A new report has said teacher training reforms are critical in Wales as the system has deteriorated significantly over the last decade…
An independent review undertaken on behalf of the Welsh government has called for a radical overhaul of the system for training teachers.
Professor John Furlong, who was appointed by Education Minister Huw Lewis, said there had been a notable deterioration within the system since he reviewed it nearly 10 years ago. He warned that teacher training is now at a “critical turning point”, which needs to be addressed.
Professor Furlong, of the University of Oxford, is a former comprehensive school teacher. He said there was a undeniable need for change.
“It is my view that if the Welsh government, national agencies, schools and higher education work together on this, we can soon build a teacher education and training of which we can be proud,” he said.
Lewis said the case for change was “compelling” if teachers were going to be able to meet future challenges.
The review follows another report published at the end of February by Professor Graham Donaldson, the former chief inspector of schools. This examined the curriculum in Wales and made a number of recommendations to improve learning.
This included combining core and non-core subjects into six areas of learning. The key stage process, which is applied from the moment pupils start school to when they take their GCSEs, should be scrapped in favour of a more seamless approach. This should encourage better collaboration between primary and secondary schools.
Professor Donaldson also recommended all pupils should be digitally competent, meaning they should be equipped with the ability to programme and code computers. This should, he said, be weaved into every lesson.
Professor Furlong said he had been in contact with Professor Donaldson during the process of the review.
Some of the findings published in Professor Furlong’s report include looking at the vacuum in leadership, the lack of communication, and confused messages. He recommended extending the BA Education degree by a year to four, with half the time spent working in a school department that specialises in the student’s main subject.
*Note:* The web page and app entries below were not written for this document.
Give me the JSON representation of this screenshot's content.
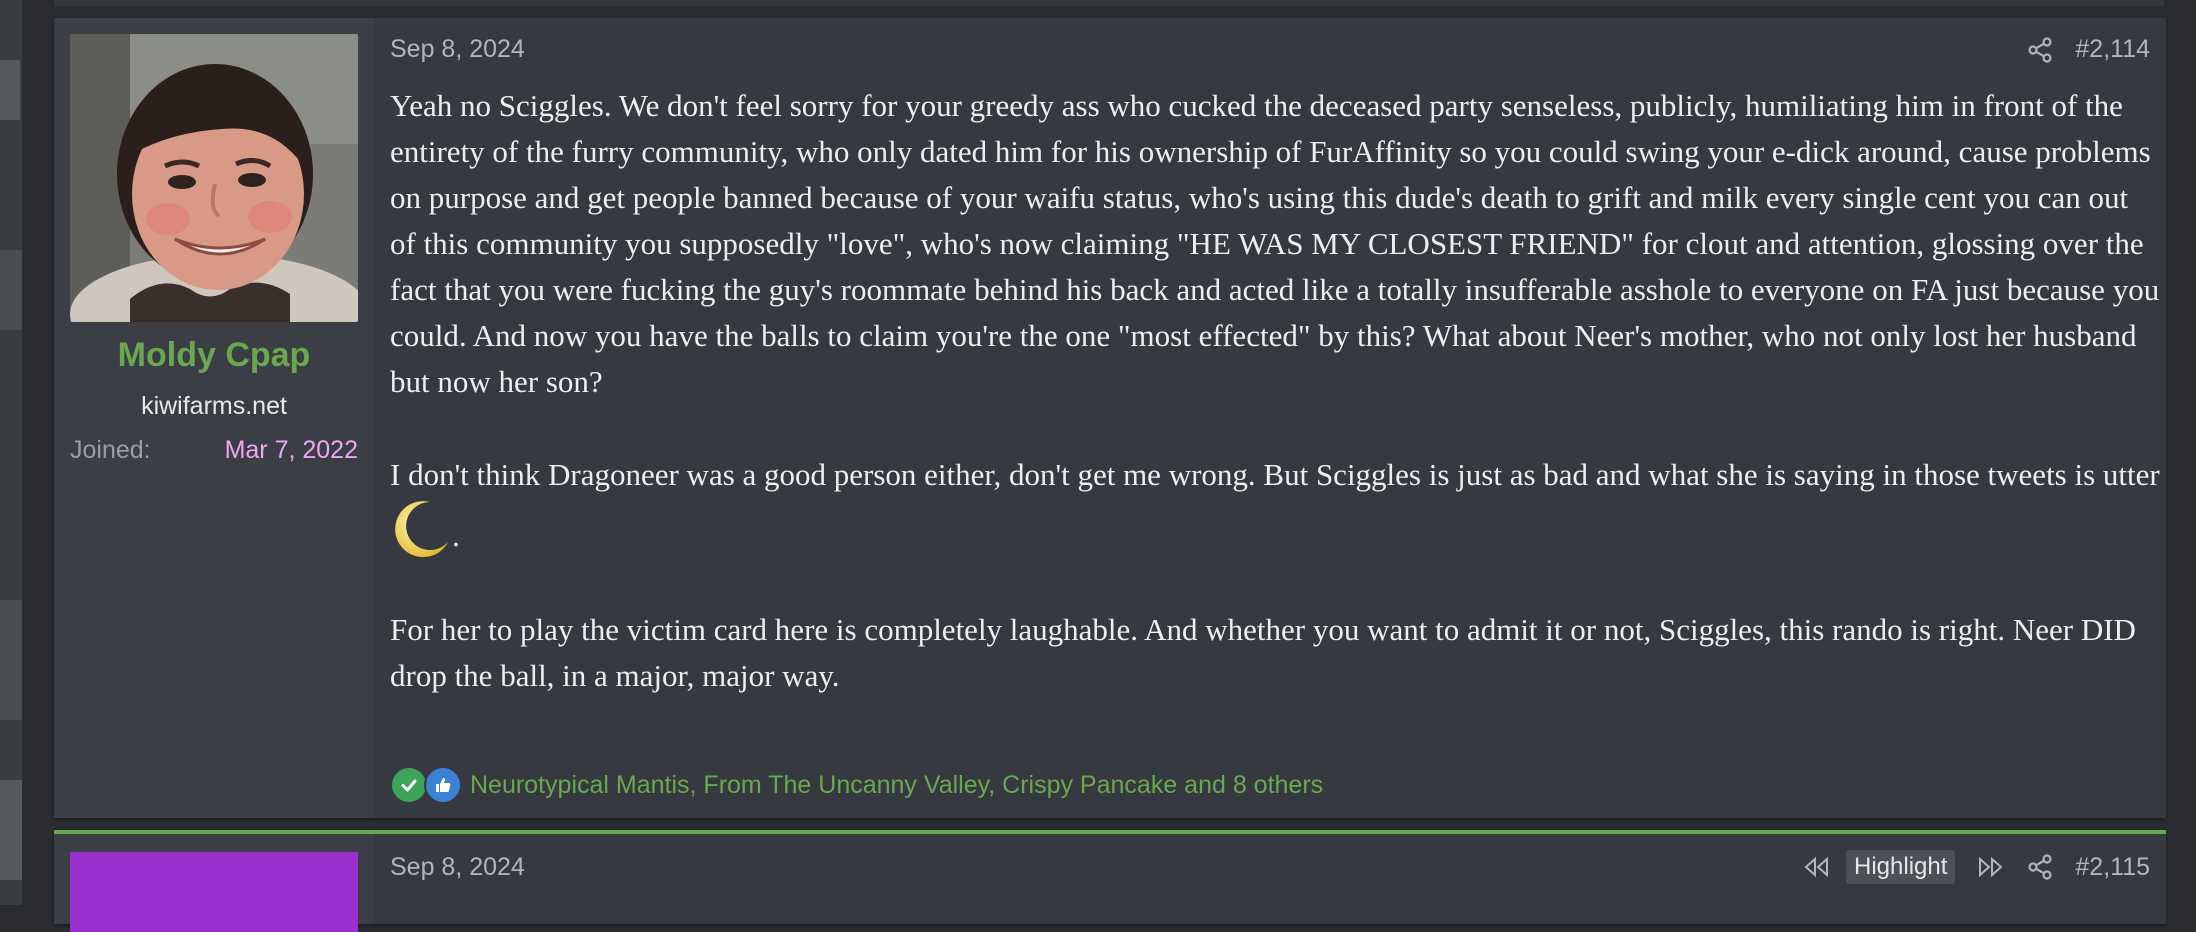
{
  "posts": [
    {
      "user": {
        "name": "Moldy Cpap",
        "title": "kiwifarms.net",
        "joined_label": "Joined:",
        "joined_date": "Mar 7, 2022"
      },
      "date": "Sep 8, 2024",
      "post_number": "#2,114",
      "message": {
        "p1": "Yeah no Sciggles. We don't feel sorry for your greedy ass who cucked the deceased party senseless, publicly, humiliating him in front of the entirety of the furry community, who only dated him for his ownership of FurAffinity so you could swing your e-dick around, cause problems on purpose and get people banned because of your waifu status, who's using this dude's death to grift and milk every single cent you can out of this community you supposedly \"love\", who's now claiming \"HE WAS MY CLOSEST FRIEND\" for clout and attention, glossing over the fact that you were fucking the guy's roommate behind his back and acted like a totally insufferable asshole to everyone on FA just because you could. And now you have the balls to claim you're the one \"most effected\" by this? What about Neer's mother, who not only lost her husband but now her son?",
        "p2_start": "I don't think Dragoneer was a good person either, don't get me wrong. But Sciggles is just as bad and what she is saying in those tweets is utter ",
        "p2_end": ".",
        "p2_emoji": "crescent-moon-icon",
        "p3": "For her to play the victim card here is completely laughable. And whether you want to admit it or not, Sciggles, this rando is right. Neer DID drop the ball, in a major, major way."
      },
      "reactions": {
        "icons": [
          "check-reaction-icon",
          "like-reaction-icon"
        ],
        "text": "Neurotypical Mantis, From The Uncanny Valley, Crispy Pancake and 8 others"
      }
    },
    {
      "date": "Sep 8, 2024",
      "post_number": "#2,115",
      "highlight_label": "Highlight"
    }
  ],
  "colors": {
    "username": "#6aa84f",
    "joined_date": "#f0a6f0",
    "post_bg": "#36393f",
    "user_col_bg": "#3b3f45",
    "avatar2": "#9b30d0"
  }
}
He said this would “contribute significantly” to raising the quality of primary school teachers.
Professor Furlong also warned there is “substantial underinvestment and support” for staffing by universities in their education departments.
Across Wales a total of 2,700 teachers are undertaking training at three centres, with the backing of five universities.
Lewis said he would now consider the report in detail, but said: “In principle I would disagree with nothing contained in Professor Furlong’s report”.